(Your assignment) Look through the lines below and extract any with the word "Output".

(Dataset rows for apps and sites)
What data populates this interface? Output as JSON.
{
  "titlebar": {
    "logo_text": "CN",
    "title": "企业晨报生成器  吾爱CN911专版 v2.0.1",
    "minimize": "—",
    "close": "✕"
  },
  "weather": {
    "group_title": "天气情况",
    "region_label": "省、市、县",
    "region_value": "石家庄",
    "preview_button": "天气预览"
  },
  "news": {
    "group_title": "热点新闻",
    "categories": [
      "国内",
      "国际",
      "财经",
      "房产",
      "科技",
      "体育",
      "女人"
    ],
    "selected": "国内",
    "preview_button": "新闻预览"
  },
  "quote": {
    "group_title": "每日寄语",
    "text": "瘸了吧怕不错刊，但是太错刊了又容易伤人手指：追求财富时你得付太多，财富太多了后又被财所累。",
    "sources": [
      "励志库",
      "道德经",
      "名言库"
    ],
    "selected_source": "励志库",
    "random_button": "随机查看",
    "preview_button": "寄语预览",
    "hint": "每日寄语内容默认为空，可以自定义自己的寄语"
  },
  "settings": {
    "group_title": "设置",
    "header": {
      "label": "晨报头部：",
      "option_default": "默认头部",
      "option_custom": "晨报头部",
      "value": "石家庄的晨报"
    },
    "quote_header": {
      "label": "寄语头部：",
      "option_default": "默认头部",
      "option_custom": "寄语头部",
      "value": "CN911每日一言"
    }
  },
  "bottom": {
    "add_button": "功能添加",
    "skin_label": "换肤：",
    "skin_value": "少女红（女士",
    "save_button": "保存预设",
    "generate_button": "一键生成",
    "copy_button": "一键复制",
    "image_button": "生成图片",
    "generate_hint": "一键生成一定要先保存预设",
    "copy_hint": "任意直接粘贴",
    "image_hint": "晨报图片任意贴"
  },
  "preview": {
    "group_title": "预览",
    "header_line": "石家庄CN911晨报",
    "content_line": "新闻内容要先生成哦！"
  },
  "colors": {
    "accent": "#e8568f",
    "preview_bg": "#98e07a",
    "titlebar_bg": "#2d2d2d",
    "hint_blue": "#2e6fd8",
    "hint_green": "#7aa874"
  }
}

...

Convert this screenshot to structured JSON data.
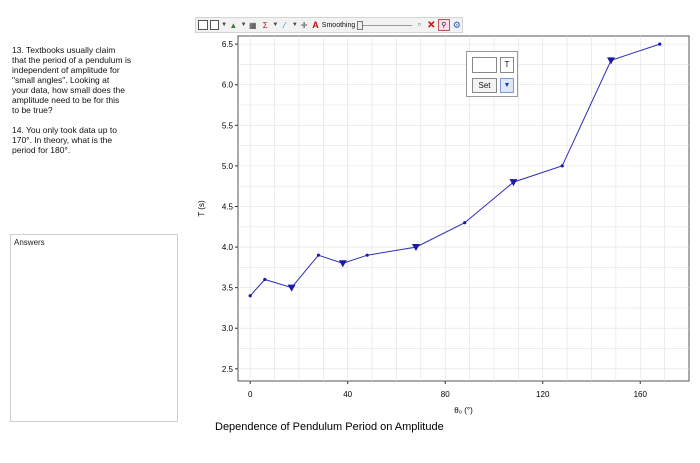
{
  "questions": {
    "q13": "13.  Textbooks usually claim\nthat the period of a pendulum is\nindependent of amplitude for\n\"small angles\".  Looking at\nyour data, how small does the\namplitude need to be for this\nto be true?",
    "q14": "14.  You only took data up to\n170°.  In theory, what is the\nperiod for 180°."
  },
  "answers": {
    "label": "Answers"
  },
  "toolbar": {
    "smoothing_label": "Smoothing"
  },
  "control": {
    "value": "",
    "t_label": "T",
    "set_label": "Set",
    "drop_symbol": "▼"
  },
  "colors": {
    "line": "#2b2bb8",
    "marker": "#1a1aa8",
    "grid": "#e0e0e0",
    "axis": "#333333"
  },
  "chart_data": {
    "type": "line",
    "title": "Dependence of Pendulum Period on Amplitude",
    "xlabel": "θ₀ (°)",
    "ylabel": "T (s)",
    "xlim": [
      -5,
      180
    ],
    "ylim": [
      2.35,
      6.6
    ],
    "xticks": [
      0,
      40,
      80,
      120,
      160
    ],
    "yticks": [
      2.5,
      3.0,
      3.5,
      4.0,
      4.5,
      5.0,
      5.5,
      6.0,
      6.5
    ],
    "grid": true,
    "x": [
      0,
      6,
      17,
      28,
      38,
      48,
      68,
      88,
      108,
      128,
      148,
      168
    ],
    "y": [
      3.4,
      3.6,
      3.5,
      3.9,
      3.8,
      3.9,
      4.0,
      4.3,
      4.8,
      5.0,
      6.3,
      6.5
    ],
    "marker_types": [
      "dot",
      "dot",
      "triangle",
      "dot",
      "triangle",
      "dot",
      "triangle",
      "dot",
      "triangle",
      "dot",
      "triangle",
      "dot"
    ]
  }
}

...

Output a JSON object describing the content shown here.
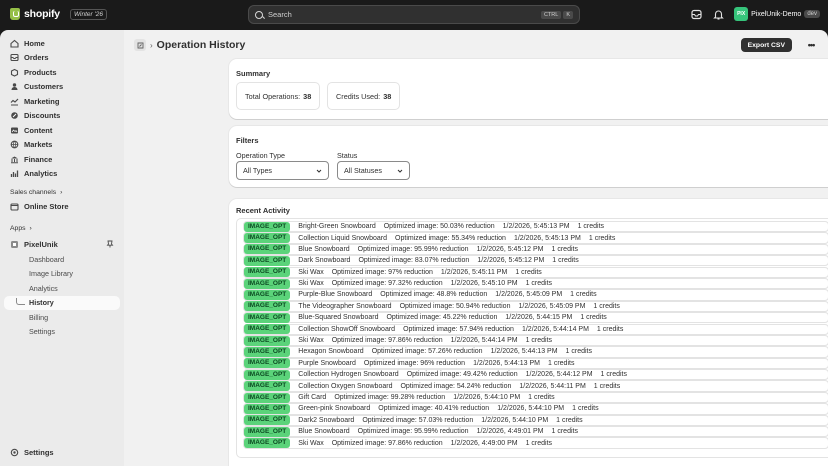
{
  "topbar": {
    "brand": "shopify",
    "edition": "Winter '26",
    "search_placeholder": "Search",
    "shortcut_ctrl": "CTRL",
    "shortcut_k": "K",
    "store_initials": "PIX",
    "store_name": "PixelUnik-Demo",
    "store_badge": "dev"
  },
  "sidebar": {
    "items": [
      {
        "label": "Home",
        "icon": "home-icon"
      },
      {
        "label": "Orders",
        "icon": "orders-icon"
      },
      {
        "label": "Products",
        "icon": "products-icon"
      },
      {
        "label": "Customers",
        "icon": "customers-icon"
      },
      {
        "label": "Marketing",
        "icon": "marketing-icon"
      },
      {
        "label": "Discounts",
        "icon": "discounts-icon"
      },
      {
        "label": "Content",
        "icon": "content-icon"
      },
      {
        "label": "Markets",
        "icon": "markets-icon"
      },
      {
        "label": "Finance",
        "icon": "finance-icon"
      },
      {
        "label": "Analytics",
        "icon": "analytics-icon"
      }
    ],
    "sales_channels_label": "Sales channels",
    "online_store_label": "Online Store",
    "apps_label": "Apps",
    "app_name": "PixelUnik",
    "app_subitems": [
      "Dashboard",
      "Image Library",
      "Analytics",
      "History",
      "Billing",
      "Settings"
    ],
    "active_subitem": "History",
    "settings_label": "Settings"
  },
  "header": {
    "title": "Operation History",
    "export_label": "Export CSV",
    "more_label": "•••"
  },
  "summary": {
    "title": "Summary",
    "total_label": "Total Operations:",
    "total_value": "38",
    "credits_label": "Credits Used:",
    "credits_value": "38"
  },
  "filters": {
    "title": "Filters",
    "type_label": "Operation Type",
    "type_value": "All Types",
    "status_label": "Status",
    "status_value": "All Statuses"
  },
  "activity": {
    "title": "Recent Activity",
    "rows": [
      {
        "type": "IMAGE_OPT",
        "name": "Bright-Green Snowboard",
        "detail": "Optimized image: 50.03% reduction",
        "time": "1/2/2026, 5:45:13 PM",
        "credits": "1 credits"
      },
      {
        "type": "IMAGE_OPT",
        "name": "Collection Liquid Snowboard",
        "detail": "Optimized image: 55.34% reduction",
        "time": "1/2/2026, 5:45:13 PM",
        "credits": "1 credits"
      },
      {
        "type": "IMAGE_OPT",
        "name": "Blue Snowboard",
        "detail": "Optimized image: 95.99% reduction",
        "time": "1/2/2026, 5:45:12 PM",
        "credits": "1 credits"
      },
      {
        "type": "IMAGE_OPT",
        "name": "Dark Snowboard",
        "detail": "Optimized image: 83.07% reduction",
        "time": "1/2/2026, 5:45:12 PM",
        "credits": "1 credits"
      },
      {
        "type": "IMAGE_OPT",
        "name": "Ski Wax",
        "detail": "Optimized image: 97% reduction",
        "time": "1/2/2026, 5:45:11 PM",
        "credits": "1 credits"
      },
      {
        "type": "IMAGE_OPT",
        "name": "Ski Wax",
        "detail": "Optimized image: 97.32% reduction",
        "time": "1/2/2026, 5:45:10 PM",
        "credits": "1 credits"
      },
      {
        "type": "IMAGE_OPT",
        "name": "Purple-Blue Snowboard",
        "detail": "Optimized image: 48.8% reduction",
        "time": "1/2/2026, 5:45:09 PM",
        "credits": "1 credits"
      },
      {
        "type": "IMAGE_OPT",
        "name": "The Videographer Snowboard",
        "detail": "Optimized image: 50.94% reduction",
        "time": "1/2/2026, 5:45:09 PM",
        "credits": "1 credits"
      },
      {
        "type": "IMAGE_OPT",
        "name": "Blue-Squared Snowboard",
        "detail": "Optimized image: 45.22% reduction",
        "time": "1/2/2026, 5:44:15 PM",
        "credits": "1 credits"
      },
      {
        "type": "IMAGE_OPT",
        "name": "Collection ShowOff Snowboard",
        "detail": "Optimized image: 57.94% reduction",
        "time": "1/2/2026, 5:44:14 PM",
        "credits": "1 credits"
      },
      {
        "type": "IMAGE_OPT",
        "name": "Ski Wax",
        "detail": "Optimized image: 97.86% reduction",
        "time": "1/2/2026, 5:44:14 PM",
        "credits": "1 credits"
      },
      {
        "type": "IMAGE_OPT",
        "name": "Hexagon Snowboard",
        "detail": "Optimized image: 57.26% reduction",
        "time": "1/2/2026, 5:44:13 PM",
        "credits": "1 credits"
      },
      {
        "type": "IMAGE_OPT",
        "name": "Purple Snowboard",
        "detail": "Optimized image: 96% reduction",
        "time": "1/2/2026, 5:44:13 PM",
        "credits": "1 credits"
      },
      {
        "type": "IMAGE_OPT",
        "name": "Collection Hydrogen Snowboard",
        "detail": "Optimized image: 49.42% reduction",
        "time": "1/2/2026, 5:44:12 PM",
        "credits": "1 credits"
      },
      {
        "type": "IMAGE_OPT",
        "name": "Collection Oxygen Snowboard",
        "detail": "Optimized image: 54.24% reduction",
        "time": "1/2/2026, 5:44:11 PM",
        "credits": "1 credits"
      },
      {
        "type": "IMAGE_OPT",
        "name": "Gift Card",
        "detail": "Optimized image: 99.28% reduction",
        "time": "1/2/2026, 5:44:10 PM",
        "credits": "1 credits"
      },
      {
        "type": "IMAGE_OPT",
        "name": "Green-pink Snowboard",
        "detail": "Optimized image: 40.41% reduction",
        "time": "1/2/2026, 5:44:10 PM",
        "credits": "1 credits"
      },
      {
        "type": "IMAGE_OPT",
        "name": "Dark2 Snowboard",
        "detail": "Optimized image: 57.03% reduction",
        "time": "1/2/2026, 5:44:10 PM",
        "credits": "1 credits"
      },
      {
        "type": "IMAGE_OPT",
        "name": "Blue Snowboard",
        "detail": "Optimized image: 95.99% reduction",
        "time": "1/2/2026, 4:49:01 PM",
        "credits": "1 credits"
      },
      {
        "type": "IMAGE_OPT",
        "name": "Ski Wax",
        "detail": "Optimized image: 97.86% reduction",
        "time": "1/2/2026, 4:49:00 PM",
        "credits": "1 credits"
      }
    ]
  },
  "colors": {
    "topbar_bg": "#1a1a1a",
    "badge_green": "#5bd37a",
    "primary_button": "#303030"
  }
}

(Problem solution)
What data populates this interface? Output as JSON.
Output a JSON object describing the content shown here.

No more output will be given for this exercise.